Collected data
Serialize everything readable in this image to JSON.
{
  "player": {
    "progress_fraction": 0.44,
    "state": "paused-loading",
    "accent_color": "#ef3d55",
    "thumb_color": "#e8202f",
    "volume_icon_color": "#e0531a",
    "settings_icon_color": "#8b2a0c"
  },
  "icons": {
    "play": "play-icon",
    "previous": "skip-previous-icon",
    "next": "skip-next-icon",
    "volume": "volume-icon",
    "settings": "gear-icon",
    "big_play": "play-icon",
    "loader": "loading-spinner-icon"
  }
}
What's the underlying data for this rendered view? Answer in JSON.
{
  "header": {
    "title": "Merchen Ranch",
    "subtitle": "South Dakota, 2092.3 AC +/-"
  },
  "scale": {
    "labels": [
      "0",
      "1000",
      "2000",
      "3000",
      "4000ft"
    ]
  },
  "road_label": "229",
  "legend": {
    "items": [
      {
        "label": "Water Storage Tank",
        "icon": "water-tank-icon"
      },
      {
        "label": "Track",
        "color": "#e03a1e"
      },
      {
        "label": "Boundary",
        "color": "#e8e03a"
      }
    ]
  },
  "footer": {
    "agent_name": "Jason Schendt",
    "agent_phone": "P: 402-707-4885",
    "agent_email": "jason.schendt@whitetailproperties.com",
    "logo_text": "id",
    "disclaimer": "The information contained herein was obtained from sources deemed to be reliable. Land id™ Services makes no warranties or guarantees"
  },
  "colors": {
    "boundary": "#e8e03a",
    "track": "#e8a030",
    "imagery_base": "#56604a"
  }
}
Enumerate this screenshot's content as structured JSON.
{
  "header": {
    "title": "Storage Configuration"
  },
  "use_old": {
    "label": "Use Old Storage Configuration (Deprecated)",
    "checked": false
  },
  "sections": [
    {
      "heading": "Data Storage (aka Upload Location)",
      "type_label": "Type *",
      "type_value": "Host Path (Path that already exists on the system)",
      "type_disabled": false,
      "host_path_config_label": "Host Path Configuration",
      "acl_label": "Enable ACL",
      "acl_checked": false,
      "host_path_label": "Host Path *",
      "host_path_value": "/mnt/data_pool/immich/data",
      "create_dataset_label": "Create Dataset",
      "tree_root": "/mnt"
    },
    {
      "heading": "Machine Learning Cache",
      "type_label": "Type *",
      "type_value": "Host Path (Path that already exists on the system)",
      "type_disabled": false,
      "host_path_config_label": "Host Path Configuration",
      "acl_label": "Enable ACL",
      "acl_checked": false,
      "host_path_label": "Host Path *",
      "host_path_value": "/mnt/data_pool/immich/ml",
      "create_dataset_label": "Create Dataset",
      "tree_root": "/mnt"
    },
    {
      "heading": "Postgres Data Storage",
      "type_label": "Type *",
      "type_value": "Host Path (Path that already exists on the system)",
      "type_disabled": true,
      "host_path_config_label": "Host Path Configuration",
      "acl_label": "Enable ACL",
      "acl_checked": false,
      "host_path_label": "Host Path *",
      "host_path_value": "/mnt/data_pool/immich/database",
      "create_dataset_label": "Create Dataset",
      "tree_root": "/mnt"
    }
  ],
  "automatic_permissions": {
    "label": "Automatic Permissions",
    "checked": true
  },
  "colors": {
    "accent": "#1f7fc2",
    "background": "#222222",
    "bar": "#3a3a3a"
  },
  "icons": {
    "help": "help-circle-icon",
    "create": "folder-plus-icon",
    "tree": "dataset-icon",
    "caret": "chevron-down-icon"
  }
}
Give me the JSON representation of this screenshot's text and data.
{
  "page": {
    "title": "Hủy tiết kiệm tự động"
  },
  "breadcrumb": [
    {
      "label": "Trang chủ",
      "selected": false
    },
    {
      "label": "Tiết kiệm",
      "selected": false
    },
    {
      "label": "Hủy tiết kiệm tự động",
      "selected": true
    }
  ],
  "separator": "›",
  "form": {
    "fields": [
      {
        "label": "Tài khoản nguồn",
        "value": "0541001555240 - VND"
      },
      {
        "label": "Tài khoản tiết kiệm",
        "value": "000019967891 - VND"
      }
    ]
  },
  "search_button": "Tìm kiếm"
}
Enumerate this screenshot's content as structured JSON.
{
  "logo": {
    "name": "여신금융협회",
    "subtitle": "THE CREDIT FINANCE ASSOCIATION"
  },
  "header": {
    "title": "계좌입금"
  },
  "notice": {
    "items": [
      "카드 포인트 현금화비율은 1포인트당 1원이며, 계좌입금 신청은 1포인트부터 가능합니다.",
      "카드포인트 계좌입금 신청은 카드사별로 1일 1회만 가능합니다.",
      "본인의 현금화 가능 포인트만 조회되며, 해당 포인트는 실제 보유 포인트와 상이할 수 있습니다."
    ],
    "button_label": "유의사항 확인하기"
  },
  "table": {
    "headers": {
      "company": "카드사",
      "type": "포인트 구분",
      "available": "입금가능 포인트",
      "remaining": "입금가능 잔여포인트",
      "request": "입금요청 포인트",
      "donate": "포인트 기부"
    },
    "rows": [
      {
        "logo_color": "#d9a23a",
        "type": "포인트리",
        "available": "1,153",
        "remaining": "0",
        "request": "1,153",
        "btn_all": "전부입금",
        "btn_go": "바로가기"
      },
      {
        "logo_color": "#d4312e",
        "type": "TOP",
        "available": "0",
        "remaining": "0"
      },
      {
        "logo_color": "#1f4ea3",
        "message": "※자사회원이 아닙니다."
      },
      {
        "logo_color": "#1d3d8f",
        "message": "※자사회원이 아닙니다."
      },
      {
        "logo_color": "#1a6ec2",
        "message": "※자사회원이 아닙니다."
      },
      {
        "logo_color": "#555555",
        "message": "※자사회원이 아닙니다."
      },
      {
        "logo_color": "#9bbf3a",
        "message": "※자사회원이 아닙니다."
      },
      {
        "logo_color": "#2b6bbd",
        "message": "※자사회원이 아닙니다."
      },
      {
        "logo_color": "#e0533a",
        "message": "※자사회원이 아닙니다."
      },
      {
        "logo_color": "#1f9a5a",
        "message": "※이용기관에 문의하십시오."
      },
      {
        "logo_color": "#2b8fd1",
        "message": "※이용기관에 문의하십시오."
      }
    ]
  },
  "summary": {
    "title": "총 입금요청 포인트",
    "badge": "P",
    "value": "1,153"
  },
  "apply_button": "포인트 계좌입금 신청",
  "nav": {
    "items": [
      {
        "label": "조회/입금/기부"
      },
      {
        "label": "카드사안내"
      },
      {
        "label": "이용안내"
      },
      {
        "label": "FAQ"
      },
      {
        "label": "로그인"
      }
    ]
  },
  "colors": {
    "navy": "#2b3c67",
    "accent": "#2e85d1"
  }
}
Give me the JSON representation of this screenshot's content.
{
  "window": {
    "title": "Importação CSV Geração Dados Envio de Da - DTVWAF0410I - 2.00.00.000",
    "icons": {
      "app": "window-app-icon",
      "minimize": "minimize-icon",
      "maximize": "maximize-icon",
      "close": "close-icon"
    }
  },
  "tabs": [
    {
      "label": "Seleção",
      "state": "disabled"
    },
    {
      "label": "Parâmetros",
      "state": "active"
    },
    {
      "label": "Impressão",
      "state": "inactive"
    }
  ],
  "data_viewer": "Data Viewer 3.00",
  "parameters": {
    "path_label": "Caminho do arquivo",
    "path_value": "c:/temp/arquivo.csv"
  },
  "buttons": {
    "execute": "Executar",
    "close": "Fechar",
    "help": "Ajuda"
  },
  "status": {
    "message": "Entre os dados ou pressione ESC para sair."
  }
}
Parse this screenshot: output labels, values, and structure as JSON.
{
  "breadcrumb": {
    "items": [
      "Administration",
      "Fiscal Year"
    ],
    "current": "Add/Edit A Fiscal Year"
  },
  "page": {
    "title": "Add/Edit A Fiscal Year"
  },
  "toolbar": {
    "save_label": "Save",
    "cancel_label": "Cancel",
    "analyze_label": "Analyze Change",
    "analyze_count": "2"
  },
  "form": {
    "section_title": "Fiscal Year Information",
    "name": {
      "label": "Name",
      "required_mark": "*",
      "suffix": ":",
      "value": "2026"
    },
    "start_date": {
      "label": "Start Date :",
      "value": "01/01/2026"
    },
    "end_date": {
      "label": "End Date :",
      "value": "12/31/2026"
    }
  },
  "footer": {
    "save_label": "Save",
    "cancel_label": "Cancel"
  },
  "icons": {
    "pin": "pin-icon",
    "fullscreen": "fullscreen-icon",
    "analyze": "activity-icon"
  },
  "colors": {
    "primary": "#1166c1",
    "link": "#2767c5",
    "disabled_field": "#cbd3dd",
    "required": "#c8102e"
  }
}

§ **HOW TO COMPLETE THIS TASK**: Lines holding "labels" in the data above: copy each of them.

§ **WRITTEN RESPONSE**:
    "labels": [
Parse this screenshot: output labels, values, and structure as JSON.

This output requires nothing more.